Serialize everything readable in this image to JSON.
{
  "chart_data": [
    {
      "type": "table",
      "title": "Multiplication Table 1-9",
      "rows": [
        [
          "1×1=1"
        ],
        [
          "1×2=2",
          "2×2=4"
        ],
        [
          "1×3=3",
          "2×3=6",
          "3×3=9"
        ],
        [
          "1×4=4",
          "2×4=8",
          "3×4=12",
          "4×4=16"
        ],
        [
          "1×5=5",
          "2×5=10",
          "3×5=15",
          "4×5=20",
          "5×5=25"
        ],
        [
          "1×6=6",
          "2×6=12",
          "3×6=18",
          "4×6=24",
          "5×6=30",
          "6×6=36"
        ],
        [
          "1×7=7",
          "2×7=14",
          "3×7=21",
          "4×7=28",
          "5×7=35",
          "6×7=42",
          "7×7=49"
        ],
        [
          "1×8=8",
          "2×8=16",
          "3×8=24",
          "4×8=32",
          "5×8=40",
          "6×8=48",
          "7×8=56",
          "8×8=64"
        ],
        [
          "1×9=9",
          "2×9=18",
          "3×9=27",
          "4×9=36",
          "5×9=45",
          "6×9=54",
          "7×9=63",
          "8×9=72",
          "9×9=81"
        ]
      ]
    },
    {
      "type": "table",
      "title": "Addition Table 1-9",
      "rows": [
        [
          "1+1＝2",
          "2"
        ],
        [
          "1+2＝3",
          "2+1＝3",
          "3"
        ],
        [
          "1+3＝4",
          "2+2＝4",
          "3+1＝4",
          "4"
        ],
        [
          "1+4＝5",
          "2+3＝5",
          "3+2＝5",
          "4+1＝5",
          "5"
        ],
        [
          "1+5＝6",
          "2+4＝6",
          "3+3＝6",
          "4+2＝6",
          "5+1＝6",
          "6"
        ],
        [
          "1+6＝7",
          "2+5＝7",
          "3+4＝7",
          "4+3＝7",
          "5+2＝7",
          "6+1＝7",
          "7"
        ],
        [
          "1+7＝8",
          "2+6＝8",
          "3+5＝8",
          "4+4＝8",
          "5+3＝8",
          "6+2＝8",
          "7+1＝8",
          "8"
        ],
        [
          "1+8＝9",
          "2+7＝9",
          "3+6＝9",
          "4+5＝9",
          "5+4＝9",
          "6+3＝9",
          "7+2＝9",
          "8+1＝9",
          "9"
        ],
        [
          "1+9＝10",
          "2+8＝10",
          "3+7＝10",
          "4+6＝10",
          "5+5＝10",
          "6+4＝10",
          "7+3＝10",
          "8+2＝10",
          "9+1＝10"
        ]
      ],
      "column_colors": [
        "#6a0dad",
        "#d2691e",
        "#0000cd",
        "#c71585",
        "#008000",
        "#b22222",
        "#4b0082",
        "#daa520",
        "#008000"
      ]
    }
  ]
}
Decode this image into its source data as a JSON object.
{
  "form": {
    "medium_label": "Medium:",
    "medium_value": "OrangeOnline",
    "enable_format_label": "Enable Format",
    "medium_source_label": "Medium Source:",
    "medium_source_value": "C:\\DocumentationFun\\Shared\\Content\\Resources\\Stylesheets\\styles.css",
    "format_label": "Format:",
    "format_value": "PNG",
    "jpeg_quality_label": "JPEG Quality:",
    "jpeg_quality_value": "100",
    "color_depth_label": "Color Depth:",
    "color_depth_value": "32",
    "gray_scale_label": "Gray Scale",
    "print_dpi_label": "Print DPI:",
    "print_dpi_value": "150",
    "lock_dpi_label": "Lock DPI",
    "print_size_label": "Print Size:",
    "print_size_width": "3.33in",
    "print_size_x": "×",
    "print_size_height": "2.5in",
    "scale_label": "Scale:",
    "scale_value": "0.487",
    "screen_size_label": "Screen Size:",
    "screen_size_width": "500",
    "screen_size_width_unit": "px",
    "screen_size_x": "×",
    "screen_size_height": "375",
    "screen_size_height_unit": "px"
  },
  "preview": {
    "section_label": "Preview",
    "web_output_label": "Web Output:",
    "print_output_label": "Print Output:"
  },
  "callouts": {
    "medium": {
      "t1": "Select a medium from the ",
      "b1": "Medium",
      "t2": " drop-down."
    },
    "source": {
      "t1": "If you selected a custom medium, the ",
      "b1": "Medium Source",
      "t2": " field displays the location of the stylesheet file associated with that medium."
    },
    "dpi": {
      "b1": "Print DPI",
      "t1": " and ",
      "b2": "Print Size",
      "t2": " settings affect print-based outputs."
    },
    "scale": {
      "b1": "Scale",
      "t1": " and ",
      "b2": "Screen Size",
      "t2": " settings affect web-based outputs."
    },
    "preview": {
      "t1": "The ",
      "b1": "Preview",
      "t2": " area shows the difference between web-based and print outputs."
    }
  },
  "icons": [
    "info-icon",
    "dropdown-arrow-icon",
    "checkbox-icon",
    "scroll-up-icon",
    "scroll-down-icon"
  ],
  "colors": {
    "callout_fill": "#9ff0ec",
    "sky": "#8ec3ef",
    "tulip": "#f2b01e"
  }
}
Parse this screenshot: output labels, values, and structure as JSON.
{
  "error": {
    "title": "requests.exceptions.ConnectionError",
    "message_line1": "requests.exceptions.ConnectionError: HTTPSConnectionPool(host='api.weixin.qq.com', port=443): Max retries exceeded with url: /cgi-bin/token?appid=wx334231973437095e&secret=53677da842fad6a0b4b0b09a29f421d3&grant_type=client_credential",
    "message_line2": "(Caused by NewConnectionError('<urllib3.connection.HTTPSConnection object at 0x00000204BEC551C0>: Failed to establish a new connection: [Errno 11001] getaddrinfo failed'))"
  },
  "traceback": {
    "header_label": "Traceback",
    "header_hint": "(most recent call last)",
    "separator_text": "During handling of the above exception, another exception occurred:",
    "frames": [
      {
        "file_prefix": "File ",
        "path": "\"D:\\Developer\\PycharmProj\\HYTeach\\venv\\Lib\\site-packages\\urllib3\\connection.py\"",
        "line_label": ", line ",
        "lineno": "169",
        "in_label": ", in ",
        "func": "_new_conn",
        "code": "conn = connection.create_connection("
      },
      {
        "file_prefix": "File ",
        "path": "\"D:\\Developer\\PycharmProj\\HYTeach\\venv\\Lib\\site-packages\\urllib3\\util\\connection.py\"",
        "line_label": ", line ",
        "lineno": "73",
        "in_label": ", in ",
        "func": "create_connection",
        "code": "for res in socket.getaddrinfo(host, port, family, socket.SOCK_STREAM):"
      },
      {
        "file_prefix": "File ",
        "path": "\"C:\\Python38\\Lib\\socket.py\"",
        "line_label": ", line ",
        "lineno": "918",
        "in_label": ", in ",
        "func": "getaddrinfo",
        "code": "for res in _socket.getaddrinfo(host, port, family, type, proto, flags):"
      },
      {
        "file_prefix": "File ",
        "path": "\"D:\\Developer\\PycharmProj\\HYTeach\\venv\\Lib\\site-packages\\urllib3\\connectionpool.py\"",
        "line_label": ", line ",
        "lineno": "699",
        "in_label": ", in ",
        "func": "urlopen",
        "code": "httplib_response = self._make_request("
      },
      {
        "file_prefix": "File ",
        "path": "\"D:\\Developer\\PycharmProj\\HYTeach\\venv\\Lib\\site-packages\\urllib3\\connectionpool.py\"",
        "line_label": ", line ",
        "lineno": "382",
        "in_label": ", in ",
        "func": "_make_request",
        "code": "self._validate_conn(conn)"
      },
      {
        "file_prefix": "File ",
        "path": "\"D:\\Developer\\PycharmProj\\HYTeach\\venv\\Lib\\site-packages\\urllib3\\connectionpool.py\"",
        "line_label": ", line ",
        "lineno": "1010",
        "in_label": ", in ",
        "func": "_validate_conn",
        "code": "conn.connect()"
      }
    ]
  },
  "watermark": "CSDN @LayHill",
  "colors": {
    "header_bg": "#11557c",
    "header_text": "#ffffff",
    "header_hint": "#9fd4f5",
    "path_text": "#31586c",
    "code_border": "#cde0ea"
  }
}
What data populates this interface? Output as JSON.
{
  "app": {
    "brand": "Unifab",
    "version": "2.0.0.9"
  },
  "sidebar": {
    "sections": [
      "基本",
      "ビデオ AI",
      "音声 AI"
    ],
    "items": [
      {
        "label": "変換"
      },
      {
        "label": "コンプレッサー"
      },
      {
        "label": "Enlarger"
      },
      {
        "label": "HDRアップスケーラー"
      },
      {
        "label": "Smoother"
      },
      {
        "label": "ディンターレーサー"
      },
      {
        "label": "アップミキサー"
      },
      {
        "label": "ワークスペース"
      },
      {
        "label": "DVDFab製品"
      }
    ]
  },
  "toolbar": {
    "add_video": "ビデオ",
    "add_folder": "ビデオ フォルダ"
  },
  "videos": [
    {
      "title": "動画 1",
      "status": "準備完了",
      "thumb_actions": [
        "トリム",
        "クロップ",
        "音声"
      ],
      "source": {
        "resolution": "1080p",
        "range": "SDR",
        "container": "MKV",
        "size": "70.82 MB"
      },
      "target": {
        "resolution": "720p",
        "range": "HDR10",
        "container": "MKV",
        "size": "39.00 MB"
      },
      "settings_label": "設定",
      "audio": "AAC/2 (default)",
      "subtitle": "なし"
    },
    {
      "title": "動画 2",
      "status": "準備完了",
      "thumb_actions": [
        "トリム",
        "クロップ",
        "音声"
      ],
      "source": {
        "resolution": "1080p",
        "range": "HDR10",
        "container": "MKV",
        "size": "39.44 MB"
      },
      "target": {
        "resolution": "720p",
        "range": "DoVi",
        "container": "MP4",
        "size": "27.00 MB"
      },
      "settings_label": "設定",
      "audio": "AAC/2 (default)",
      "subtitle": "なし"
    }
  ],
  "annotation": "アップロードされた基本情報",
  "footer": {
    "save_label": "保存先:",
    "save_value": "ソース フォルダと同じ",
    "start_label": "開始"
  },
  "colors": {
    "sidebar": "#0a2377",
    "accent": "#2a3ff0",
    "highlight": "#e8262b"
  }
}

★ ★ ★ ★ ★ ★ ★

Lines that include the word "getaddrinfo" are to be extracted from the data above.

◆ **RESULT OF THIS TASK**
    "message_line2": "(Caused by NewConnectionError('<urllib3.connection.HTTPSConnection object at 0x00000204BEC551C0>: Failed to establish a new connection: [Errno 11001] getaddrinfo failed'))"
        "code": "for res in socket.getaddrinfo(host, port, family, socket.SOCK_STREAM):"
        "func": "getaddrinfo",
        "code": "for res in _socket.getaddrinfo(host, port, family, type, proto, flags):"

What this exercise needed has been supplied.